Last year at this time, I isolated myself because hanging out with friends usually meant food or drinks or skipping workouts and all those things scared me. I was exhausted all the time, I was grumpy, I was irritable, I cried most days of the week. And the saddest part of all was that I was going to accept that as the way my life was going to be.

In the fall, I went through rotations at a dining hall, I taught health classes to elementary school kids, I worked at the NH Food bank. I was exhausted all the time, I was working a lot, not eating nearly enough and running myself into the ground at the gym every night. I cried on the way to work in the morning and I cried on my way home at night.

This spring, as I’ve shared before, I started recovery from anorexia and I’m happy to say I haven’t turned back. The road to recovery is bumpy and I struggle at times, but it is so much better than the alternative.

My life was heavy at this time last year. I was weighed down by shame, anxiety, guilt, insecurity. These days, my being is filled with an inexplicable lightness. It’s a new feeling, one that I haven’t felt in years. One I welcome with open arms. I laugh more. I cry less. I’m less scared of everything. I have better relationships with people. I have a better relationship with my boyfriend. I’m less anxious. I wake up grateful in the morning and I go to bed grateful at night.

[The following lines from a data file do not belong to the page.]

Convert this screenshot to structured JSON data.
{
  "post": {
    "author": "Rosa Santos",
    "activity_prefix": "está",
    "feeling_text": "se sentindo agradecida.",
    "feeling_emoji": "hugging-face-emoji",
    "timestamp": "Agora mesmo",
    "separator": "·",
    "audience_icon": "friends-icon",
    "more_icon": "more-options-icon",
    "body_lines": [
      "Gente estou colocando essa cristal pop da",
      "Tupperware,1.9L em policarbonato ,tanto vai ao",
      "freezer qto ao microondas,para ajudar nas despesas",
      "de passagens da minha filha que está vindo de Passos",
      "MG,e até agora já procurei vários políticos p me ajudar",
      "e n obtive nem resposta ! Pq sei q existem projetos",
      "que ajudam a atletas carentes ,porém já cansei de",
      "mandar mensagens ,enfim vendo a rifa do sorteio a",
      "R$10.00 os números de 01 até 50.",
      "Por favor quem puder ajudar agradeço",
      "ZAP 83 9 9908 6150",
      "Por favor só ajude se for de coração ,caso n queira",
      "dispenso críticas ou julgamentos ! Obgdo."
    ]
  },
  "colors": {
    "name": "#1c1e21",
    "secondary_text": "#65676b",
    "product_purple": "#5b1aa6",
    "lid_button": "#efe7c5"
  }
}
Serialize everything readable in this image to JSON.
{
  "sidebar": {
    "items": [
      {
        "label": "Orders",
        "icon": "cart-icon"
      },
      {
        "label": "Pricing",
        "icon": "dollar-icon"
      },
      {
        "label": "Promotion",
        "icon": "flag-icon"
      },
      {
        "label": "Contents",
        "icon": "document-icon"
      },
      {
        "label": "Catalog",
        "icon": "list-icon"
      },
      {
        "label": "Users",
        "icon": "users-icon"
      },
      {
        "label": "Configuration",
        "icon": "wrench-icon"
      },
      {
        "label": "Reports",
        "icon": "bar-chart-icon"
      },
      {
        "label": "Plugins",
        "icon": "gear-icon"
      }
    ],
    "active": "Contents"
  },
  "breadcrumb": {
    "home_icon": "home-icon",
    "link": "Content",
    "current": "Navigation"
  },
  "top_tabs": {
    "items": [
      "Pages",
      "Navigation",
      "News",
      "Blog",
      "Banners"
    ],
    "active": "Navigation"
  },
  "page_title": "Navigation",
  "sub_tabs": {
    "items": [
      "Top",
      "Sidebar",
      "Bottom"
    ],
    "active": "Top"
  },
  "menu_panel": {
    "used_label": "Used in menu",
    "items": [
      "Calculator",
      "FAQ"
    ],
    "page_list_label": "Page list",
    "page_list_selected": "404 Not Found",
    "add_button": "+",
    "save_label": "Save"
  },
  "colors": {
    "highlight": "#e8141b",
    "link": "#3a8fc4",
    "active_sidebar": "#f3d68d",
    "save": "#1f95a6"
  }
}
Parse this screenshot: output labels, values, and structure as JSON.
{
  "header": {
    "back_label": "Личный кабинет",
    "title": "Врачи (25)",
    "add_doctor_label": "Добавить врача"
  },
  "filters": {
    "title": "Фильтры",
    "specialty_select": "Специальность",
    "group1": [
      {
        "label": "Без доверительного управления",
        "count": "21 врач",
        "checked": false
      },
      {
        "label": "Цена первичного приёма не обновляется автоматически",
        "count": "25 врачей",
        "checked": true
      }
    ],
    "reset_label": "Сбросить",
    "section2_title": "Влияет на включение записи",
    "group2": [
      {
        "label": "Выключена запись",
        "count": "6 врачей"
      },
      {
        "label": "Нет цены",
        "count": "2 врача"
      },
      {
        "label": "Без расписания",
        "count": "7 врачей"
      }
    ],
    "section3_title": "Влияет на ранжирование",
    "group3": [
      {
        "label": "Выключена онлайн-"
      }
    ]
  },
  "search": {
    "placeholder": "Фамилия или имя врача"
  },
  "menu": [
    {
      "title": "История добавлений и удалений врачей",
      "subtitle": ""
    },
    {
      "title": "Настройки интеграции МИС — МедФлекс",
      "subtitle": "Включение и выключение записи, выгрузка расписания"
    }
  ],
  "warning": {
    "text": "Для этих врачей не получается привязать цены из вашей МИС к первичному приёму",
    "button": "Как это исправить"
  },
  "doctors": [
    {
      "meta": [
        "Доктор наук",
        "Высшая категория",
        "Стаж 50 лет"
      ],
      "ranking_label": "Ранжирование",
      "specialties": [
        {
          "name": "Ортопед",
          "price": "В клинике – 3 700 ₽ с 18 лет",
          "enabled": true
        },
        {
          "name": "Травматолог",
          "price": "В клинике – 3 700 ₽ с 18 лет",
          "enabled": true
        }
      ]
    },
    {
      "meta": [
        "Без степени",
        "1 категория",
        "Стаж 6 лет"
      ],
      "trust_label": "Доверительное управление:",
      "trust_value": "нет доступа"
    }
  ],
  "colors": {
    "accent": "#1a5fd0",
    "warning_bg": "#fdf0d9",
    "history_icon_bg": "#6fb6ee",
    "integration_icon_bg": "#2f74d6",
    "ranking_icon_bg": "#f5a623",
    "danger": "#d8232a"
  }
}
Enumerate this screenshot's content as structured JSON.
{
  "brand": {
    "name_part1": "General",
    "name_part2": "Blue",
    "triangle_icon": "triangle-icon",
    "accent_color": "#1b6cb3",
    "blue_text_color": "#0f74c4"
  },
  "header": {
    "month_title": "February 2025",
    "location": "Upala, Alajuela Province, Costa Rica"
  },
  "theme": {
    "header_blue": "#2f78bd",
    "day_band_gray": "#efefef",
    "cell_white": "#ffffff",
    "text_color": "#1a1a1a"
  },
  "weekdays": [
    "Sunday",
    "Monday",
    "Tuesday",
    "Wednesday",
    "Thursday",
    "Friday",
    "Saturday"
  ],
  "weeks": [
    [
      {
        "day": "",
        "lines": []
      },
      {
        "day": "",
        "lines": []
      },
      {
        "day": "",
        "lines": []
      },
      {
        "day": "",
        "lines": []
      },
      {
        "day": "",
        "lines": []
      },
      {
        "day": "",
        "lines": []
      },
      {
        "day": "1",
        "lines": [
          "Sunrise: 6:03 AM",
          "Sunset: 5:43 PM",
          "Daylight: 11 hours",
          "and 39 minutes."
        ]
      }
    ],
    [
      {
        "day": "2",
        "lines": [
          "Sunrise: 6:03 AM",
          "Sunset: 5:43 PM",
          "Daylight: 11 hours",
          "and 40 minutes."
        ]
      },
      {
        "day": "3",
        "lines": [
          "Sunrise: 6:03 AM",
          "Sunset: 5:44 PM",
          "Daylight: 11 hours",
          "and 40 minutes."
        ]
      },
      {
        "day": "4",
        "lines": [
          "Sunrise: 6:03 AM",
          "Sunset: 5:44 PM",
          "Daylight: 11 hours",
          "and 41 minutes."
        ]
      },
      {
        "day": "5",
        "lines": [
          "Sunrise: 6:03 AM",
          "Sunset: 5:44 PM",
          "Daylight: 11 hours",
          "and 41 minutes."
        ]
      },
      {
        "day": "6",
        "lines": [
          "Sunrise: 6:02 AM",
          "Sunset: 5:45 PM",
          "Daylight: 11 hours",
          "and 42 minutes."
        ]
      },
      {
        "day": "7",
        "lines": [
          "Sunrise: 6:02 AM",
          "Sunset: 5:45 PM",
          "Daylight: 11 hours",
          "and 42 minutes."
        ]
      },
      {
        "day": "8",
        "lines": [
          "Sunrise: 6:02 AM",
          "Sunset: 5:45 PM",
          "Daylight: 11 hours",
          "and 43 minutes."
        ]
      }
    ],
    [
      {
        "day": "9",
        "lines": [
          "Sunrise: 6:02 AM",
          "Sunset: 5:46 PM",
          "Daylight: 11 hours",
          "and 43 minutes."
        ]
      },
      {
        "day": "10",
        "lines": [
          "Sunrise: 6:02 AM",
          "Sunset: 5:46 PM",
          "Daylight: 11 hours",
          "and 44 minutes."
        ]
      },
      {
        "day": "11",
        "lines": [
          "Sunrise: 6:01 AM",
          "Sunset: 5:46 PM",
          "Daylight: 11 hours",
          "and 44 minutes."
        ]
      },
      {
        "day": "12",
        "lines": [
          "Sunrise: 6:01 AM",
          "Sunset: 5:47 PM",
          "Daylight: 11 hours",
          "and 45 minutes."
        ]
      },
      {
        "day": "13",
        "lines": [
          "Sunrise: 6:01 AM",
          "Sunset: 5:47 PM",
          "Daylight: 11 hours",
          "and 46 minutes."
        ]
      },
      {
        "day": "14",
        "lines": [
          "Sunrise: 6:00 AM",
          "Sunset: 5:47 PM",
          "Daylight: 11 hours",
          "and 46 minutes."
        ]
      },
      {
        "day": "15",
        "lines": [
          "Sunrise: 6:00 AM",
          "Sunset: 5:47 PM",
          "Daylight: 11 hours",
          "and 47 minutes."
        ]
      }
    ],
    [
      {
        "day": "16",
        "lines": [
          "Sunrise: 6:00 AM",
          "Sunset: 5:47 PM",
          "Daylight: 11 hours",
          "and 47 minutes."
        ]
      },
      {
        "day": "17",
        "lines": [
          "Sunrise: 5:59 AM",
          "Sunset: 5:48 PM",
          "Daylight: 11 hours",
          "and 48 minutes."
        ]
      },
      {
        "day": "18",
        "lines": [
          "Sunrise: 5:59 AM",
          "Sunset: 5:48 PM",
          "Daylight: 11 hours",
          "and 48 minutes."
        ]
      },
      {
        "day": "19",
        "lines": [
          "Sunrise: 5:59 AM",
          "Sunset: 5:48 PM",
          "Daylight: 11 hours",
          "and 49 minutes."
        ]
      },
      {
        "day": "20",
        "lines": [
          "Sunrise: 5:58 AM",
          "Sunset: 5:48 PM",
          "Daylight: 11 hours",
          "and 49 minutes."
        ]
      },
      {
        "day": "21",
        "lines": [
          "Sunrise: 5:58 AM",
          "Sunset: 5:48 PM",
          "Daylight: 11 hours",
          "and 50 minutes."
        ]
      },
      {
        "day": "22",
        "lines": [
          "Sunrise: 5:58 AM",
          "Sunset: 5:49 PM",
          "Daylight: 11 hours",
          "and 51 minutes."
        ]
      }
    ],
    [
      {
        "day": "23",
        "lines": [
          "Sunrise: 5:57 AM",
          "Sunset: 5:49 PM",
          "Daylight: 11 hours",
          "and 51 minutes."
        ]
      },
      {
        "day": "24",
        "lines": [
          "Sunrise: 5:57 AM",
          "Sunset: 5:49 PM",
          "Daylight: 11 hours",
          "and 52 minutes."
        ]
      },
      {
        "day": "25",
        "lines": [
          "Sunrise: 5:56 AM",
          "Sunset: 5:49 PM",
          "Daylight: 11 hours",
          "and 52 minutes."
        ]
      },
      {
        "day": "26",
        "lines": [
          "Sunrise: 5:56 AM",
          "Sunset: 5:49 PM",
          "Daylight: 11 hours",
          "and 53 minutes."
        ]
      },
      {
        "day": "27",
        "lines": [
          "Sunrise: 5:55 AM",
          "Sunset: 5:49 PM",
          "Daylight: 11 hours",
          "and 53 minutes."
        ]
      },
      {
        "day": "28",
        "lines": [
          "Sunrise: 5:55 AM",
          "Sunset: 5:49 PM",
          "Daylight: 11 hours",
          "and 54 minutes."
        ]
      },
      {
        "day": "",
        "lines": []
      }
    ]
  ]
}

I’m so thankful for my life, for the progress I’m made and for the people who continue to read this blog and follow along on my journey. I’m thankful for all the people who reach out to me, whether it’s to ask advice or to tell me that I’m an inspiration (something that humbles me every time someone says it). I can’t thank you all enough for the support you’ve given me this past year. I never imagined I would tell my story to the world, but never have I ever regretted it. I’m thankful everyday for the wonderful community I’ve immersed myself in. I don’t know what’s coming next for me as far as my career or location goes but I’m also not going to stress myself out about it. Whatever comes will come and I’ll be ready for it when it does. For now, I’m going to keep living this crazy, wonderful, beautiful life.